As a compact watch the display is on the small side, but Garmin doesn’t try and overwhelm you with information, so we can’t say that’s a problem – when out on a test ride it served up speed, distance and time, it’s not trying to put everything on the screen.
The watch faces it offers are similarly pretty basic, showing the time and not getting too complex with other elements. There’s some customisation, but from what we’ve seen so far, not a great deal.
But visibility is just fine. The screen dims when not being used so you have to lift it to see the details and that means it lacks a little visibility compared to some Garmin devices, but it’s a measure to prolong the battery life.
We haven’t had the chance to test the battery life, but Garmin says it will last 6 days and we think that will prove to be accurate.
Features and functions
- GPS, heart rate, SpO2
- Sleep tracking
- Lots of supported sports
As this is a Garmin device, it’s no surprise to find that the mainstay of the Venu Sq’s functions are based around fitness tracking. You’ll get 24/7 monitoring of things like steps and your activity, with heart rate tracking and the option for things like water intake. Reminders will pop-up to tell you get up can get active like many other devices out there.
But push that top button and you’ll be taken through to sports tracking proper, where the GPS will fire up and you’ll be shown stats specific to your sport. You can select the sports you want on your favourites list, so picking cardio, running, cycling or whatever, is easy enough.
We tested the watch on a quick 30km road bike ride and from what we’ve seen so far, the stats all appear to be in the range we’d except – although we need to do a lot more testing to see just how accurate it is.

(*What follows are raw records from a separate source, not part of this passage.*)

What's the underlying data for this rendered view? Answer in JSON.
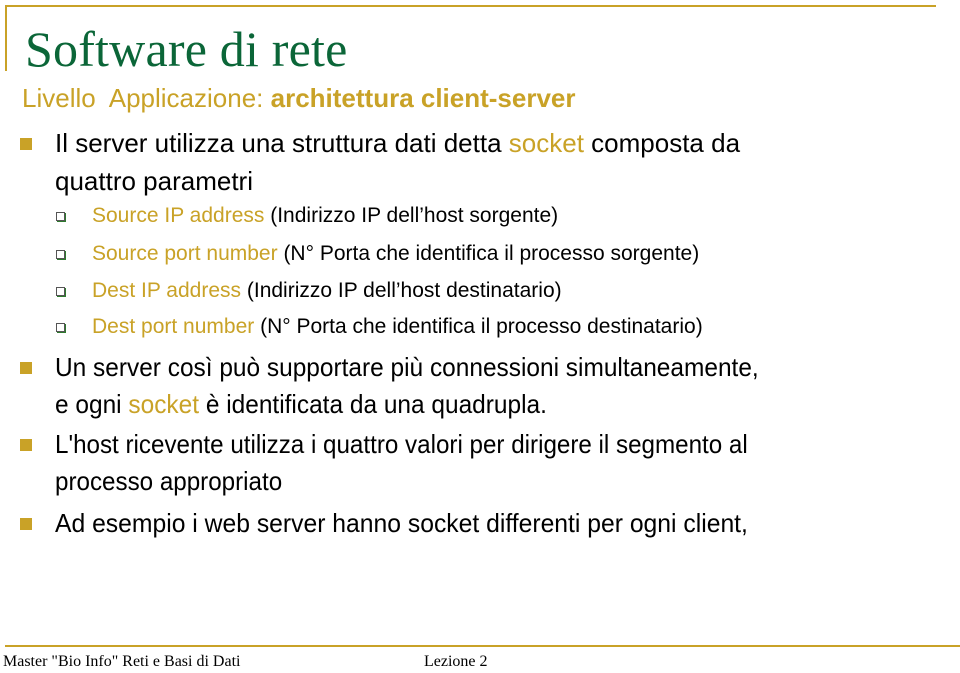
{
  "slide": {
    "title": "Software di rete",
    "subtitle": {
      "prefix": "Livello  Applicazione: ",
      "bold": "architettura client-server"
    },
    "bullets": [
      {
        "line1": {
          "before": "Il server utilizza una struttura dati detta ",
          "highlight": "socket",
          "after": " composta da"
        },
        "line2": "quattro parametri"
      },
      {
        "line1": "Un server così può supportare più connessioni simultaneamente,",
        "line2": {
          "before": "e ogni ",
          "highlight": "socket",
          "after": " è identificata da una quadrupla."
        }
      },
      {
        "line1": "L'host ricevente utilizza i quattro valori per dirigere il segmento al",
        "line2": "processo appropriato"
      },
      {
        "line1": "Ad esempio i web server hanno socket differenti per ogni client,"
      }
    ],
    "sub_bullets": [
      {
        "term": "Source IP address",
        "desc": " (Indirizzo IP dell’host sorgente)"
      },
      {
        "term": "Source port number",
        "desc": " (N° Porta che identifica il processo sorgente)"
      },
      {
        "term": "Dest IP address",
        "desc": " (Indirizzo IP dell’host destinatario)"
      },
      {
        "term": "Dest port number",
        "desc": " (N° Porta che identifica il processo destinatario)"
      }
    ]
  },
  "footer": {
    "left": "Master \"Bio Info\" Reti e Basi di Dati",
    "center": "Lezione 2"
  },
  "colors": {
    "accent_gold": "#c9a227",
    "title_green": "#0b6638",
    "text": "#000000"
  }
}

As this is a Garmin device it is comparable with existing Garmin sensors. We paired it with a speed and cadence sensor on the bike and this data will then appear in Garmin Connect – the smartphone app – and in other services you might use to analyse your data.
One of the features that the watch offers is Body Battery. This is a popular Garmin feature that can use the sleep tracking function combined with your daily activity and stress to determine how much rest you might need. It’s an interesting system and we’ve found it to be accurate on other Garmin devices, giving you a sense for when you should rest and when you should commit to that workout session.
- Music Edition
- Garmin Pay
- Smartphone integration
We’ve not yet been able to connect this to Garmin Connect on our phone (because we’re testing it prior to launch( and that’s the app you need to drive a lot of the smartwatch functions.
That means we’ve not been able to test things like notifications or call handling, both of which are supported.
Garmin Pay is also supported, meaning you can pay with a swipe of your wrist, if your bank supports the service.
Finally, if you have the more expensive version of the Venu Sq, it also supports music. That will let you connect to a variety of services to transfer playlists that you can then listen to without the need for a phone. Once you’ve connected headphones to the watch via Bluetooth, you can then run and take your favourite tracks with you.
The Garmin Venu Sq feels very different. While it supports the core functions and will give you much of the data that Garmin users crave, things are a little more lifestyled. In terms of the supported functions, it sits towards the entry level, but this is a sports watch first and a smartwatch second.
It’s compact which is likely to be popular, and there’s very little complexity to it. Some might say that the user interface isn’t quite as sophisticated as you get from the Fitbit Versa and very different to the mass of options offered by the Apple Watch.
At the same time, it will measure just about everything that the Apple Watch will, so there’s certainly no shortage of access to data about your health and activity.
Writing by Chris Hall.